"general public." Perhaps because I am a relic of an earlier era, I project into the future a history in which pressures from the side of political institutions, as well as the market, have been an indispensable element in shaping the evolution of corporate structure and behavior and moving it in a more socially desirable direction.
There are no precise measures of the extent of competition or its converse, monopoly power, in the markets of an economy, but quantitative indicators that can be compared over time do exist. 1 The most widely available important measure is the concentration ratio, which measures the degree to which a small number of firms (four or eight) dominate a market. A high concentration ratio is not itself a measure of monopoly power, but a low one is a more certain sign of competition. 2
The most recent comprehensive set of measures of the trend in monopoly and competition in U.S. markets was made by W. G. Shepherd. 3 His findings are summarized in Tables 1.1 and 1.2. They show a small increase in the share of economic activity accounted for by competitive markets in the U.S. economy between 1939 and 1958, and a substantial increase between 1958 and 1980. Shepherd explains the change as the result of three forces: increased import competition, antitrust action, and deregulation. The interplay of the last two was hard to disentangle; together they outweighed the changes due to import competition. A more recent study, carrying the measures forward to 1987, shows a slight increase in the share of concentrated industries, but not enough to suggest a reversal of the broad trend. 4
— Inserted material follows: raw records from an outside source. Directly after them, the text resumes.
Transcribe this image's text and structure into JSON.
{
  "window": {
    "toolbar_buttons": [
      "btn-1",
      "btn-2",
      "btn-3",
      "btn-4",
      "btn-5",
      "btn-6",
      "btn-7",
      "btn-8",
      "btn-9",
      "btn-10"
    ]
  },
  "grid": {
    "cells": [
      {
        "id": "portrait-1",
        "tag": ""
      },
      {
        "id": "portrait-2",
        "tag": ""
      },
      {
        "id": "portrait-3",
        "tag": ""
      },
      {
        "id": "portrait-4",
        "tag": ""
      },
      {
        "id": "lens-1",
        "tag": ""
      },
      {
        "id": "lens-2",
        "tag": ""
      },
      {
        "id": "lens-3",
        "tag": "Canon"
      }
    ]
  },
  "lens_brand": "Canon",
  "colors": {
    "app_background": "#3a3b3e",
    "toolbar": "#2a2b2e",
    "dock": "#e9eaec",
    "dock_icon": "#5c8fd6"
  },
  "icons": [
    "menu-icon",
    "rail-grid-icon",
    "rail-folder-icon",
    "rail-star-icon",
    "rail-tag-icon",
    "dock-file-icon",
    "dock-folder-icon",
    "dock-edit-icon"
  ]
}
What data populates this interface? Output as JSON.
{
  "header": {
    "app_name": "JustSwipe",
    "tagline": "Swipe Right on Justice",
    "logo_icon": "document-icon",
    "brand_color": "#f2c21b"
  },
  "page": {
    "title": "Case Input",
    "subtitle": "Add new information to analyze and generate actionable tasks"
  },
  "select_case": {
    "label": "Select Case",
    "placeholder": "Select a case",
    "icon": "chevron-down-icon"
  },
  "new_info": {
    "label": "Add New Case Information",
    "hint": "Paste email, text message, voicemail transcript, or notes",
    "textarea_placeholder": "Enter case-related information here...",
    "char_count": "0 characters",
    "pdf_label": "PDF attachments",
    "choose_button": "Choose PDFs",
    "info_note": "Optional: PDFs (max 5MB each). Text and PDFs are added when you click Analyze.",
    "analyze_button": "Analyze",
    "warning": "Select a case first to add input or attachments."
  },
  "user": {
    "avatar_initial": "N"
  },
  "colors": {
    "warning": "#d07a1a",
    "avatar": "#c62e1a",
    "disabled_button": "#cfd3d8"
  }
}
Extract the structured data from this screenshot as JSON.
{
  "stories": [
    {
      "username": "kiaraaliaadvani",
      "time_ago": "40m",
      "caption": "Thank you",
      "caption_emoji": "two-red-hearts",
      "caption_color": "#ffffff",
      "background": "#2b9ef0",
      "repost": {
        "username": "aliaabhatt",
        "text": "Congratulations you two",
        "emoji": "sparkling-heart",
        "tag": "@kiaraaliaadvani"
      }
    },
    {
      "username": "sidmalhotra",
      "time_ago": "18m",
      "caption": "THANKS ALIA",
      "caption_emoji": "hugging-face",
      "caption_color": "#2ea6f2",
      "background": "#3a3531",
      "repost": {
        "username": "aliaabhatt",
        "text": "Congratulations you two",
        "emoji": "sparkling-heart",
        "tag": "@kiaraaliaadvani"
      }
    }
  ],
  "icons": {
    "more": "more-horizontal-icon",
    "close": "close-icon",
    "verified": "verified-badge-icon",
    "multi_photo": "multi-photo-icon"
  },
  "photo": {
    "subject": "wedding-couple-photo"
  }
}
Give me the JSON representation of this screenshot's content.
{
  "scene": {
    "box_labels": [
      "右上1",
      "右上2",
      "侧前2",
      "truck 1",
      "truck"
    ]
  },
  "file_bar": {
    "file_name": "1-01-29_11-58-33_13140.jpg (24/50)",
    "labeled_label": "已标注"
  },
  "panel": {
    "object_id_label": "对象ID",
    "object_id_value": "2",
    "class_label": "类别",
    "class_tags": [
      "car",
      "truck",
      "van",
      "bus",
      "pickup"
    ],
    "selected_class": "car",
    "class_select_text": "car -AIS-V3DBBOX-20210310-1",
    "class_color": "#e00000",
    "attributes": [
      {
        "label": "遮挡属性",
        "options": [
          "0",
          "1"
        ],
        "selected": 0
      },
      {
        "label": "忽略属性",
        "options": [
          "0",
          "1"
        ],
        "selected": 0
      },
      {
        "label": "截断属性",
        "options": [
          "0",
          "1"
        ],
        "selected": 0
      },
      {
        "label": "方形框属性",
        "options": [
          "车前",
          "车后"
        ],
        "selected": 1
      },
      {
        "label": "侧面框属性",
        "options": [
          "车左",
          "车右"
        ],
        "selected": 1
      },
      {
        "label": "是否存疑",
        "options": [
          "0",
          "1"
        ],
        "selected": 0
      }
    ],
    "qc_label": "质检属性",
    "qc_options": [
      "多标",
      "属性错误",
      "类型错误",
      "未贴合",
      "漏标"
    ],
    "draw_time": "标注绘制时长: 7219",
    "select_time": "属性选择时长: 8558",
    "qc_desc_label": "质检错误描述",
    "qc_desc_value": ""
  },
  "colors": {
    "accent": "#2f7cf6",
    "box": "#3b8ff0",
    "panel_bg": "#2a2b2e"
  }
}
Several sets of data show the size and industrial distribution of business firms in the United States. One major source of data on the activities of businesses distributed by size is the Statistics of Income, based on income tax returns. In 1990, the most recent year for which complete data are available, 20 million business firms filed income tax returns. 5Table 1.3 shows the distribution of these firms by industry group, form of organization, and